The Court of Justice of the European Union (CJEU) handed down a judgment on 6 February 2014 which confirms the rights of European IP holders in relation to international e-commerce involving counterfeit and pirated goods. In case C-98/13 (Martin Blomqvist v Rolex SA, Manufacture des Montres Rolex SA), the CJEU ruled that goods bought online by EU residents are subject to EU trade mark and copyright laws even if the web shop in question does not target EU residents.
Mr Blomqvist, a Danish resident, had ordered a watch marketed as a Rolex from a Chinese online shop. After Blomqvist had placed the order and paid for the watch on the seller’s website the watch was dispatched from Hong Kong. Upon the arrival of the consignment to Denmark its release was suspended by the Danish Customs authorities who suspected that the watch infringed EU copyright and trademark rights. The right holder, Rolex, confirmed the watch to be counterfeit and requested that it be destroyed.
In accordance with the Customs Regulation in force at the time (1383/2003), Blomqvist was requested to give his consent to destruction. Blomqvist refused, claiming that since he had bought the watch for personal use, Rolex intellectual property rights in the EU had not been infringed. Therefore, the watch was not a counterfeit or pirated good for the purposes of the Customs Regulation, he stated.
Rolex filed a suit against Blomqvist in the Danish court of first instance, seeking to force Blomqvist to agree to the suspension of release and to destruction of the watch without compensation. The court decided against Blomqvist, who then appealed to the Danish Supreme Court. The Supreme Court decided to ask the Court of Justice for a preliminary ruling as to whether or not there had been any distribution to the public within the meaning of the Copyright Directive or any use in the course of trade within the meaning of the Trademark Directive and the Trademark Regulation.

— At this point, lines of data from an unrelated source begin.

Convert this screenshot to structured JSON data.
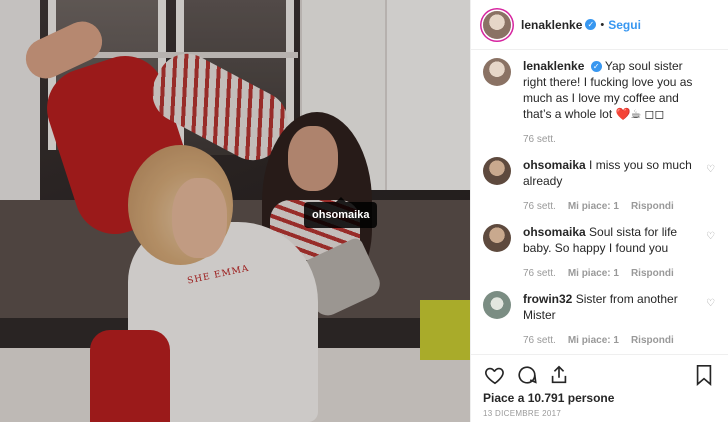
{
  "header": {
    "username": "lenaklenke",
    "separator": "•",
    "follow_label": "Segui"
  },
  "photo": {
    "tag_label": "ohsomaika",
    "shirt_text": "SHE EMMA"
  },
  "caption": {
    "username": "lenaklenke",
    "text": "Yap soul sister right there! I fucking love you as much as I love my coffee and that’s a whole lot ❤️☕ ◻◻",
    "time": "76 sett."
  },
  "comments": [
    {
      "username": "ohsomaika",
      "text": "I miss you so much already",
      "time": "76 sett.",
      "likes": "Mi piace: 1",
      "reply": "Rispondi"
    },
    {
      "username": "ohsomaika",
      "text": "Soul sista for life baby. So happy I found you",
      "time": "76 sett.",
      "likes": "Mi piace: 1",
      "reply": "Rispondi"
    },
    {
      "username": "frowin32",
      "text": "Sister from another Mister",
      "time": "76 sett.",
      "likes": "Mi piace: 1",
      "reply": "Rispondi"
    }
  ],
  "footer": {
    "likes_text": "Piace a 10.791 persone",
    "date_text": "13 DICEMBRE 2017"
  },
  "icons": [
    "heart-icon",
    "comment-icon",
    "share-icon",
    "bookmark-icon",
    "verified-icon",
    "small-heart-icon"
  ],
  "colors": {
    "accent": "#3897f0",
    "meta": "#999999",
    "tag_bg": "#000000",
    "shirt_red": "#b81c1c"
  }
}
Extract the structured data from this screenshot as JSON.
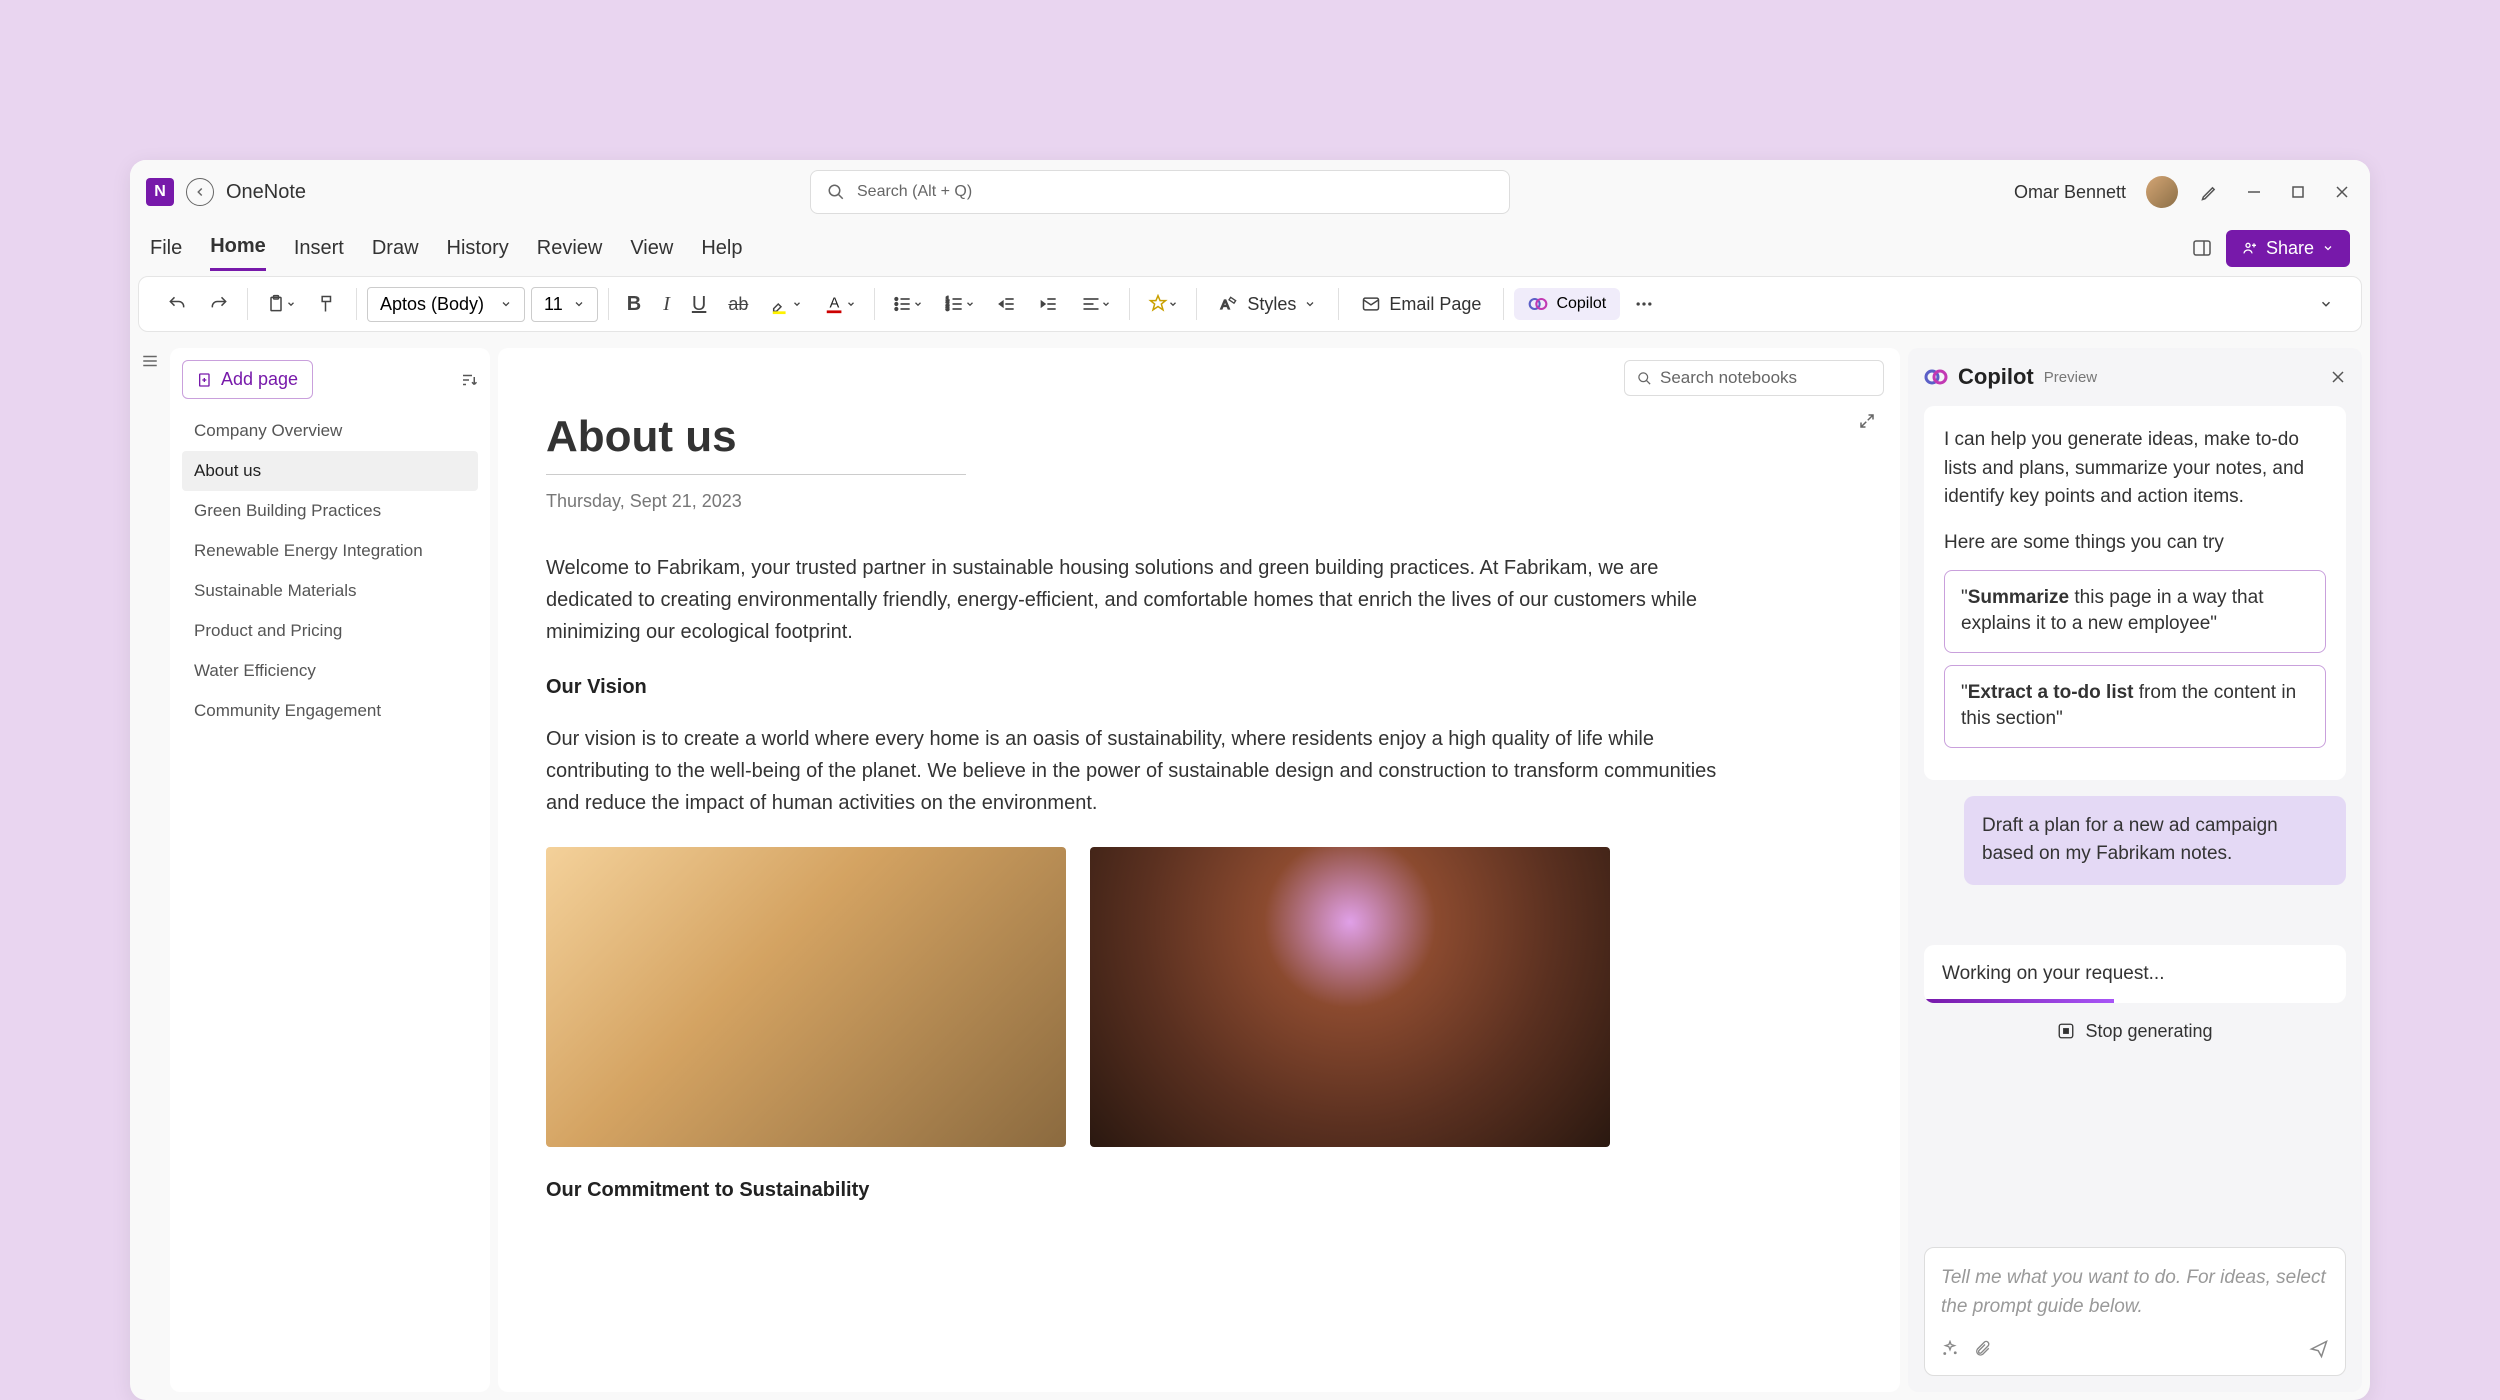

The CJEU stated that goods coming from a non-member state that are imitations of goods protected in the EU by a trademark right, copy right, related right or design right can be classified as counterfeit goods or pirated goods, where it is proven that such goods are intended for the European Union market. Such intent is proven, for instance, by the fact that the goods have been sold to a consumer in the European Union. The CJEU accordingly ruled that the Council Regulation 1383/2003 must be interpreted as meaning that the holder of an intellectual property right over goods sold to a person residing in the territory of a Member State through an online sales website in a non-member country enjoys the protection afforded to that holder by that regulation at the time when those goods enter the territory of that Member State merely by virtue of the acquisition of those goods. It is not necessary, in addition, for the goods at issue to have been the subject, prior to the sale, of an offer for sale or advertising targeting consumers of that State.
The preliminary ruling by the CJEU is highly welcomed by Customs authorities and right-holders alike. The judgment means that EU Customs authorities can take action for the suspension and destruction of small consignments entering the EU without having to assess whether or not the goods have been ordered for commercial purposes, even if the addressee is a private person. This is in line with one of the main objectives of the new Customs Regulation (608/2013) (repealing the previous regulation (1983/2003)) to combat the increasing on-line sale of counterfeit and pirated goods into the EU. The new Customs Regulation introduced the so-called small consignments procedure which allows Customs authorities to destroy postal or express courier consignments that comprise three units or less or that weigh less than two kilograms of counterfeit or pirated goods without prior involvement from right holders or their representatives (provided that the right holder in question has opted into the system and the recipient of the goods has not expressly opposed destruction within ten working days).